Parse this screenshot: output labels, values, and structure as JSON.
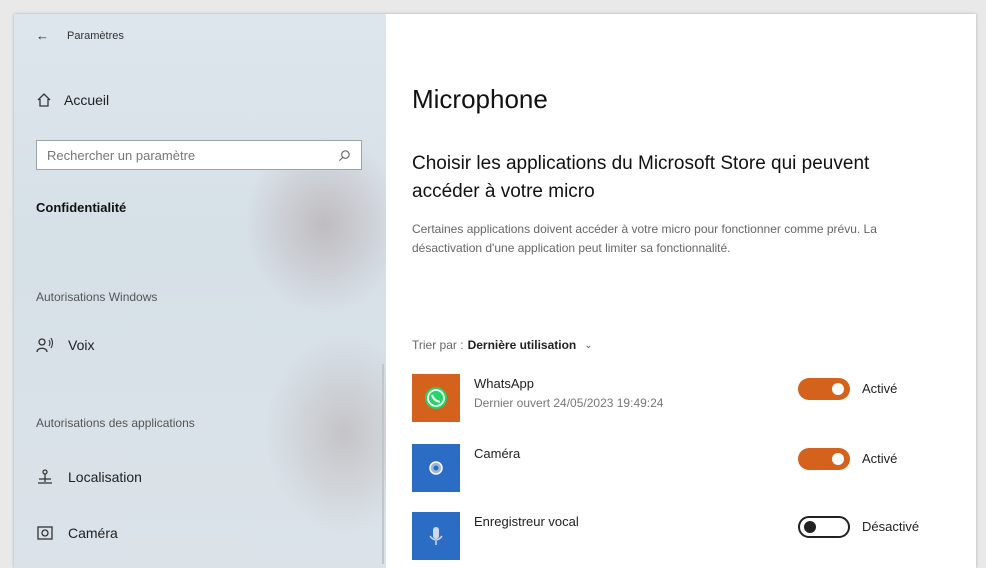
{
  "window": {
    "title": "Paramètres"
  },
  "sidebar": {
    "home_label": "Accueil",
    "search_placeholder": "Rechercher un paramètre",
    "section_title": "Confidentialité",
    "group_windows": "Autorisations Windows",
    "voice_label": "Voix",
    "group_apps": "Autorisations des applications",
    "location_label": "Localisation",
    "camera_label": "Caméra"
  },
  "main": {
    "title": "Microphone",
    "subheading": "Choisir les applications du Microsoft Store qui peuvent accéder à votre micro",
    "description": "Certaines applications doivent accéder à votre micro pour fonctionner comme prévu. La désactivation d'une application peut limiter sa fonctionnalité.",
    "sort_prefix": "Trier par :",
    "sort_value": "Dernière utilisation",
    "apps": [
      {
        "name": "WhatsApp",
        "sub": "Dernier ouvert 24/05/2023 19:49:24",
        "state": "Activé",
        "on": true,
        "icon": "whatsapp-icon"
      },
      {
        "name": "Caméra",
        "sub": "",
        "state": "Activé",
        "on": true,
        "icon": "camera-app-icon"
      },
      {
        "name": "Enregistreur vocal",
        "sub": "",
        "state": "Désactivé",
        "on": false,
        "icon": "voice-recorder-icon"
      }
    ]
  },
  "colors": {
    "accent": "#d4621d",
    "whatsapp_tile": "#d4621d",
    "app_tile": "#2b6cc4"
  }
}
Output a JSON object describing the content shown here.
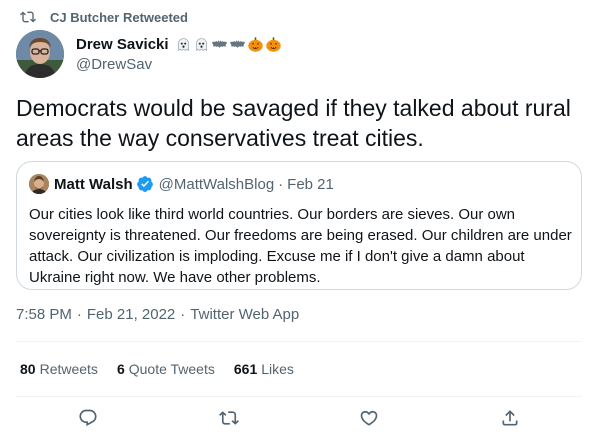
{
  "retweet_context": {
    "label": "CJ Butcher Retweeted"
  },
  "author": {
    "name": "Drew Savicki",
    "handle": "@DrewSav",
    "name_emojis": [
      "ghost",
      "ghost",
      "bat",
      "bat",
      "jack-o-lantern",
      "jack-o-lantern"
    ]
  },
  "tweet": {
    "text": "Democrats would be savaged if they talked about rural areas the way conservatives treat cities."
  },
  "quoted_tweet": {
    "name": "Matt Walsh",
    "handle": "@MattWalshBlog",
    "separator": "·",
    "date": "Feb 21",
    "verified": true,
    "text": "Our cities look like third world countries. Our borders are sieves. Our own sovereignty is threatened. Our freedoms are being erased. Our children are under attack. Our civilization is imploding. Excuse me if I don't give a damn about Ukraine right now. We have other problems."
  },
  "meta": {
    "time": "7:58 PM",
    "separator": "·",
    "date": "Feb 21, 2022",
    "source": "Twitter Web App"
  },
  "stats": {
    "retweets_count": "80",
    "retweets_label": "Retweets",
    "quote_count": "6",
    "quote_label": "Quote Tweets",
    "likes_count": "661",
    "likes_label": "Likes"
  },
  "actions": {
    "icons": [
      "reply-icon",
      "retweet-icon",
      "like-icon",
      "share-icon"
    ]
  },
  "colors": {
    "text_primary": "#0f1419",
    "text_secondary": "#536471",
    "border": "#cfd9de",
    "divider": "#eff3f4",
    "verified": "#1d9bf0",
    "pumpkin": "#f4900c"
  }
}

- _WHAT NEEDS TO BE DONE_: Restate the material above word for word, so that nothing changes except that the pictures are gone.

- _EXERCISE RESULT_:
Parse this screenshot: output labels, values, and structure as JSON.
{
  "window": {
    "title": "Paramètres"
  },
  "sidebar": {
    "home_label": "Accueil",
    "search_placeholder": "Rechercher un paramètre",
    "section_title": "Confidentialité",
    "group_windows": "Autorisations Windows",
    "voice_label": "Voix",
    "group_apps": "Autorisations des applications",
    "location_label": "Localisation",
    "camera_label": "Caméra"
  },
  "main": {
    "title": "Microphone",
    "subheading": "Choisir les applications du Microsoft Store qui peuvent accéder à votre micro",
    "description": "Certaines applications doivent accéder à votre micro pour fonctionner comme prévu. La désactivation d'une application peut limiter sa fonctionnalité.",
    "sort_prefix": "Trier par :",
    "sort_value": "Dernière utilisation",
    "apps": [
      {
        "name": "WhatsApp",
        "sub": "Dernier ouvert 24/05/2023 19:49:24",
        "state": "Activé",
        "on": true,
        "icon": "whatsapp-icon"
      },
      {
        "name": "Caméra",
        "sub": "",
        "state": "Activé",
        "on": true,
        "icon": "camera-app-icon"
      },
      {
        "name": "Enregistreur vocal",
        "sub": "",
        "state": "Désactivé",
        "on": false,
        "icon": "voice-recorder-icon"
      }
    ]
  },
  "colors": {
    "accent": "#d4621d",
    "whatsapp_tile": "#d4621d",
    "app_tile": "#2b6cc4"
  }
}
Output a JSON object describing the content shown here.
{
  "retweet_context": {
    "label": "CJ Butcher Retweeted"
  },
  "author": {
    "name": "Drew Savicki",
    "handle": "@DrewSav",
    "name_emojis": [
      "ghost",
      "ghost",
      "bat",
      "bat",
      "jack-o-lantern",
      "jack-o-lantern"
    ]
  },
  "tweet": {
    "text": "Democrats would be savaged if they talked about rural areas the way conservatives treat cities."
  },
  "quoted_tweet": {
    "name": "Matt Walsh",
    "handle": "@MattWalshBlog",
    "separator": "·",
    "date": "Feb 21",
    "verified": true,
    "text": "Our cities look like third world countries. Our borders are sieves. Our own sovereignty is threatened. Our freedoms are being erased. Our children are under attack. Our civilization is imploding. Excuse me if I don't give a damn about Ukraine right now. We have other problems."
  },
  "meta": {
    "time": "7:58 PM",
    "separator": "·",
    "date": "Feb 21, 2022",
    "source": "Twitter Web App"
  },
  "stats": {
    "retweets_count": "80",
    "retweets_label": "Retweets",
    "quote_count": "6",
    "quote_label": "Quote Tweets",
    "likes_count": "661",
    "likes_label": "Likes"
  },
  "actions": {
    "icons": [
      "reply-icon",
      "retweet-icon",
      "like-icon",
      "share-icon"
    ]
  },
  "colors": {
    "text_primary": "#0f1419",
    "text_secondary": "#536471",
    "border": "#cfd9de",
    "divider": "#eff3f4",
    "verified": "#1d9bf0",
    "pumpkin": "#f4900c"
  }
}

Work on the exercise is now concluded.